What is needed.
Print every entry below again. Nothing may differ from the original.

Data records for software interfaces.
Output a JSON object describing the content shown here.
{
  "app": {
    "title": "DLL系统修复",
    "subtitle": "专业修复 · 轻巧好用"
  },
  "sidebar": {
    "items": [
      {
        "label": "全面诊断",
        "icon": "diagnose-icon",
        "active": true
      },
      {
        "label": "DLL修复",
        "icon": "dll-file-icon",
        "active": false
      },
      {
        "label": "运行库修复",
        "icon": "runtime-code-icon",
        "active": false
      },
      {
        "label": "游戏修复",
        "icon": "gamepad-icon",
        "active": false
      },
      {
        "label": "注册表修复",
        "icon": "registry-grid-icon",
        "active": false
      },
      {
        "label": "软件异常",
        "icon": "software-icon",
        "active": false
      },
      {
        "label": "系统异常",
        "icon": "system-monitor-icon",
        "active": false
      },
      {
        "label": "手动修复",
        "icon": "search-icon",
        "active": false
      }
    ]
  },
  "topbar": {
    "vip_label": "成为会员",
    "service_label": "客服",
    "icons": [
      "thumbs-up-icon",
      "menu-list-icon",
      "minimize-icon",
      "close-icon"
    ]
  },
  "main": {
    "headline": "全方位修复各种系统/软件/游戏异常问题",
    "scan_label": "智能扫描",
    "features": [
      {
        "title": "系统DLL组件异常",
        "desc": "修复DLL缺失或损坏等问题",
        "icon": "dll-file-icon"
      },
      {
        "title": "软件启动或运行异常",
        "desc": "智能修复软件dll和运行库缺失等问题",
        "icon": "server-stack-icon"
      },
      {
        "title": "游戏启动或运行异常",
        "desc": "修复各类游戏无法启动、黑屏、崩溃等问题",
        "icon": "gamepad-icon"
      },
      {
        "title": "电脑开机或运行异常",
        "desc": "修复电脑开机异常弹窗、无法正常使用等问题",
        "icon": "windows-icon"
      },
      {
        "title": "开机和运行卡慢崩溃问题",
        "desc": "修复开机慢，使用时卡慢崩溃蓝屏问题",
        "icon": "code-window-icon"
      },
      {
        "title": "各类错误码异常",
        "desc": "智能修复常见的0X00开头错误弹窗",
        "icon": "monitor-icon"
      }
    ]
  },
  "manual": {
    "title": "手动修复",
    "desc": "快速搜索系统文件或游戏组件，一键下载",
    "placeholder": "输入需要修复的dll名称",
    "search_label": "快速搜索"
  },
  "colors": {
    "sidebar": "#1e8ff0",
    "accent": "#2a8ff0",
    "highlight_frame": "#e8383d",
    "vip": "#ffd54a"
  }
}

Completed exercise.
Output a JSON object describing the content shown here.
{
  "app": {
    "title": "DLL系统修复",
    "subtitle": "专业修复 · 轻巧好用"
  },
  "sidebar": {
    "items": [
      {
        "label": "全面诊断",
        "icon": "diagnose-icon",
        "active": true
      },
      {
        "label": "DLL修复",
        "icon": "dll-file-icon",
        "active": false
      },
      {
        "label": "运行库修复",
        "icon": "runtime-code-icon",
        "active": false
      },
      {
        "label": "游戏修复",
        "icon": "gamepad-icon",
        "active": false
      },
      {
        "label": "注册表修复",
        "icon": "registry-grid-icon",
        "active": false
      },
      {
        "label": "软件异常",
        "icon": "software-icon",
        "active": false
      },
      {
        "label": "系统异常",
        "icon": "system-monitor-icon",
        "active": false
      },
      {
        "label": "手动修复",
        "icon": "search-icon",
        "active": false
      }
    ]
  },
  "topbar": {
    "vip_label": "成为会员",
    "service_label": "客服",
    "icons": [
      "thumbs-up-icon",
      "menu-list-icon",
      "minimize-icon",
      "close-icon"
    ]
  },
  "main": {
    "headline": "全方位修复各种系统/软件/游戏异常问题",
    "scan_label": "智能扫描",
    "features": [
      {
        "title": "系统DLL组件异常",
        "desc": "修复DLL缺失或损坏等问题",
        "icon": "dll-file-icon"
      },
      {
        "title": "软件启动或运行异常",
        "desc": "智能修复软件dll和运行库缺失等问题",
        "icon": "server-stack-icon"
      },
      {
        "title": "游戏启动或运行异常",
        "desc": "修复各类游戏无法启动、黑屏、崩溃等问题",
        "icon": "gamepad-icon"
      },
      {
        "title": "电脑开机或运行异常",
        "desc": "修复电脑开机异常弹窗、无法正常使用等问题",
        "icon": "windows-icon"
      },
      {
        "title": "开机和运行卡慢崩溃问题",
        "desc": "修复开机慢，使用时卡慢崩溃蓝屏问题",
        "icon": "code-window-icon"
      },
      {
        "title": "各类错误码异常",
        "desc": "智能修复常见的0X00开头错误弹窗",
        "icon": "monitor-icon"
      }
    ]
  },
  "manual": {
    "title": "手动修复",
    "desc": "快速搜索系统文件或游戏组件，一键下载",
    "placeholder": "输入需要修复的dll名称",
    "search_label": "快速搜索"
  },
  "colors": {
    "sidebar": "#1e8ff0",
    "accent": "#2a8ff0",
    "highlight_frame": "#e8383d",
    "vip": "#ffd54a"
  }
}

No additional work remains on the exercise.